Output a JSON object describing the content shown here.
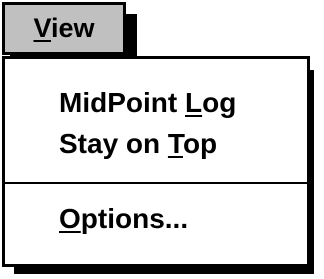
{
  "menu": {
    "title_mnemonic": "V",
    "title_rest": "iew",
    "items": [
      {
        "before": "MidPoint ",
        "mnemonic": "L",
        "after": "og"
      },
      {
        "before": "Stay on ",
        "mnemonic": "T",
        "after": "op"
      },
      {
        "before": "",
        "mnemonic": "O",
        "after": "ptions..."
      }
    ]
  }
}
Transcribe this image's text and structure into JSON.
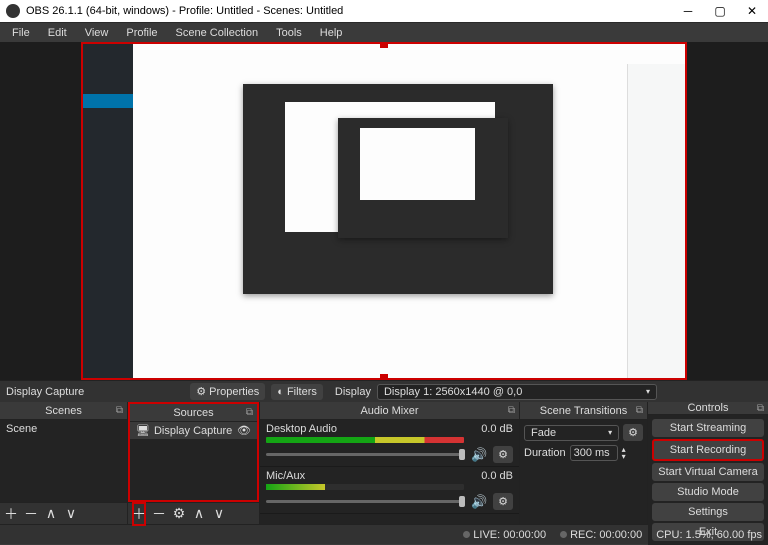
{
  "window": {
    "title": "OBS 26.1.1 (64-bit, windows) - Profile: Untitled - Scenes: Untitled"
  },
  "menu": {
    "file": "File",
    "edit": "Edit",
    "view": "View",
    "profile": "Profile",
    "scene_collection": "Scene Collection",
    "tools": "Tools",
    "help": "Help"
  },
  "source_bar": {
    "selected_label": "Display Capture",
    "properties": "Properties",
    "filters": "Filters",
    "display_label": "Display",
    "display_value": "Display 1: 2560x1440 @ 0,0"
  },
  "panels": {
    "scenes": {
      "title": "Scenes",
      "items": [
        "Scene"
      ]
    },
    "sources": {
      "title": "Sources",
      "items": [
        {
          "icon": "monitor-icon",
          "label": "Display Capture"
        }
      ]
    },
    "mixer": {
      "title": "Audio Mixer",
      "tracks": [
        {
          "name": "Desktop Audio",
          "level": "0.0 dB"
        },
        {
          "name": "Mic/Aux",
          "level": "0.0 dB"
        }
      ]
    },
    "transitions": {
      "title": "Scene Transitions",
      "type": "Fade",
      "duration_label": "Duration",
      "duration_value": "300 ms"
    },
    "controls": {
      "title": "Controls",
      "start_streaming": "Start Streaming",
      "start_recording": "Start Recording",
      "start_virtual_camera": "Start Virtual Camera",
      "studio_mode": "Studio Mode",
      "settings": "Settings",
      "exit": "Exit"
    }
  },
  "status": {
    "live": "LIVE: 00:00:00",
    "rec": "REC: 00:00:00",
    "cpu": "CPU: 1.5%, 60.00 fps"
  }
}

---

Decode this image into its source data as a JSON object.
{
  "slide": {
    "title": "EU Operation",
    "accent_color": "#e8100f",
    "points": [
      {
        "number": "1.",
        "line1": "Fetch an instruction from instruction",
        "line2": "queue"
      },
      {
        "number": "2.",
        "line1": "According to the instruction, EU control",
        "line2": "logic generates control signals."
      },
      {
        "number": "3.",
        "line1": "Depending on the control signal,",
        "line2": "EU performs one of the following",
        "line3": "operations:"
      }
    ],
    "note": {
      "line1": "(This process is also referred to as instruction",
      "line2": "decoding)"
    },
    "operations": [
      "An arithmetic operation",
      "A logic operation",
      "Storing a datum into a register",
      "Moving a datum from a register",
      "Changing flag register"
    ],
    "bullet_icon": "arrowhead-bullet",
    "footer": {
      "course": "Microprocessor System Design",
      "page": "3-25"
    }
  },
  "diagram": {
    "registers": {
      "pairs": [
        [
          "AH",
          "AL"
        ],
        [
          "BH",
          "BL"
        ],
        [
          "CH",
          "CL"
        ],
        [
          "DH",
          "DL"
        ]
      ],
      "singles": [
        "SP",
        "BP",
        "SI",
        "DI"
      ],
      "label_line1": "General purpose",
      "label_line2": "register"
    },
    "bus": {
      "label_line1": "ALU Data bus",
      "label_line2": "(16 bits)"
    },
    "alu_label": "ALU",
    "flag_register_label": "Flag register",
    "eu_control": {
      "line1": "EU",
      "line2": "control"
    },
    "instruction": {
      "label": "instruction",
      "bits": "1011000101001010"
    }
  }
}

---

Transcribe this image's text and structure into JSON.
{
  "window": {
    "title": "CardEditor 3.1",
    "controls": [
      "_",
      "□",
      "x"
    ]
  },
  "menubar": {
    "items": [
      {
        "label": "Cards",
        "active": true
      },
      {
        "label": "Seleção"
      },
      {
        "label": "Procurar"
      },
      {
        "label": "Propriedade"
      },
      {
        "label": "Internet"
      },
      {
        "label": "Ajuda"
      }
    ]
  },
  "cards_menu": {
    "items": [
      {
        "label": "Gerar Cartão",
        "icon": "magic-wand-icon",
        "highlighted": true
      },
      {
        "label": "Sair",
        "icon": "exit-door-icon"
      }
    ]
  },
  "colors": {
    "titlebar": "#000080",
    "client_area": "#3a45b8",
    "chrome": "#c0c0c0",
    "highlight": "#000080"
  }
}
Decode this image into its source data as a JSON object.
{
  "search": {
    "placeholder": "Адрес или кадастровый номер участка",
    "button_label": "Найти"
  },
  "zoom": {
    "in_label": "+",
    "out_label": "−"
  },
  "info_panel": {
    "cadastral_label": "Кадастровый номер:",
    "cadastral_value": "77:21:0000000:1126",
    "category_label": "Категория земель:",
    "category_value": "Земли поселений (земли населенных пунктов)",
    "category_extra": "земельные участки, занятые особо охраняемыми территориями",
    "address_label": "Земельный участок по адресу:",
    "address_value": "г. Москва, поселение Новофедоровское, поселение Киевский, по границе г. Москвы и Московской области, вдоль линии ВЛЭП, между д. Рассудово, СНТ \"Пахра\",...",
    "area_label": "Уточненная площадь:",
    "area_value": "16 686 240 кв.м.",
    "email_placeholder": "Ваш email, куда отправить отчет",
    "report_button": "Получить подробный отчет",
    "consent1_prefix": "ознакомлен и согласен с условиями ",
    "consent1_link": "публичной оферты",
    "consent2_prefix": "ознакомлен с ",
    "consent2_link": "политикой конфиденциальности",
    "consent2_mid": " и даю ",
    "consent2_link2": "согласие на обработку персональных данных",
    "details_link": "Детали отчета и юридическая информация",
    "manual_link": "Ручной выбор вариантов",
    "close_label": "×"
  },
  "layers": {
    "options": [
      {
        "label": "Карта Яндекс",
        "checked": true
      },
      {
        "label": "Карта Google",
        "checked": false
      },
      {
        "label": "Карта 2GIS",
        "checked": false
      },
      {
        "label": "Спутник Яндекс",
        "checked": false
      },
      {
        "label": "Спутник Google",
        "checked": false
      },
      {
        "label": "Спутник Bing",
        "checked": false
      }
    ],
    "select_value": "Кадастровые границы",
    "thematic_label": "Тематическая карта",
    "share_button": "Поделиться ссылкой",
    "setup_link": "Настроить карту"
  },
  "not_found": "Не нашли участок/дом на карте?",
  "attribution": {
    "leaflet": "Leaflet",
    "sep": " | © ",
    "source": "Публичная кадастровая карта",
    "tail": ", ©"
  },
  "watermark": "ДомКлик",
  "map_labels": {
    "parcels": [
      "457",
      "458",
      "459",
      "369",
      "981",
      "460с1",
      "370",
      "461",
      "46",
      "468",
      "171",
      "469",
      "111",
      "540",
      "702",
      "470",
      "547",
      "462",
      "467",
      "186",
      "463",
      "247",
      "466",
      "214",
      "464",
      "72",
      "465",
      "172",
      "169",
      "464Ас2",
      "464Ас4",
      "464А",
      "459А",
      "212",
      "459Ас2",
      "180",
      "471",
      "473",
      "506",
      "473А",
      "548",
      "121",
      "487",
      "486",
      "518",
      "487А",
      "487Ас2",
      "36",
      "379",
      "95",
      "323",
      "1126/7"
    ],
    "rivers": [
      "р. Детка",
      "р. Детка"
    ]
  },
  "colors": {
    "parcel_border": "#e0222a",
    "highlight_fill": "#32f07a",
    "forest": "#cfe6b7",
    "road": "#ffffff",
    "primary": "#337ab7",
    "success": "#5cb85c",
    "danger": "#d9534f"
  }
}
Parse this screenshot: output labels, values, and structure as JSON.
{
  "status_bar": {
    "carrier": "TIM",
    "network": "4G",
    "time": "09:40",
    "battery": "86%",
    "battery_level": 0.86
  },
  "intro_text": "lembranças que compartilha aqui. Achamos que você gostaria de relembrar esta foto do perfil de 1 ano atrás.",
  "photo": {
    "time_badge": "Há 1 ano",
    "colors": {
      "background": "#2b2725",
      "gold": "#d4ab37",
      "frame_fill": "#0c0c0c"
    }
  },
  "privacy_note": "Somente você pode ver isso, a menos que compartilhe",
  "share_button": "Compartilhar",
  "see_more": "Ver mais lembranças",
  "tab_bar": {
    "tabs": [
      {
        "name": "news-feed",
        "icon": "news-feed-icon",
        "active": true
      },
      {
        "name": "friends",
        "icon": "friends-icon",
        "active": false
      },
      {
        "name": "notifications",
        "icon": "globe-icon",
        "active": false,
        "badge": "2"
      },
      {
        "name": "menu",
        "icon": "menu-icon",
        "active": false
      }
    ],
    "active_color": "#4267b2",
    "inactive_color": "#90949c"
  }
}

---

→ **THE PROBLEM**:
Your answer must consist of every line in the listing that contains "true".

→ **WRITTEN ANSWER**:
        "active": true
        "highlighted": true
        "checked": true
        "active": true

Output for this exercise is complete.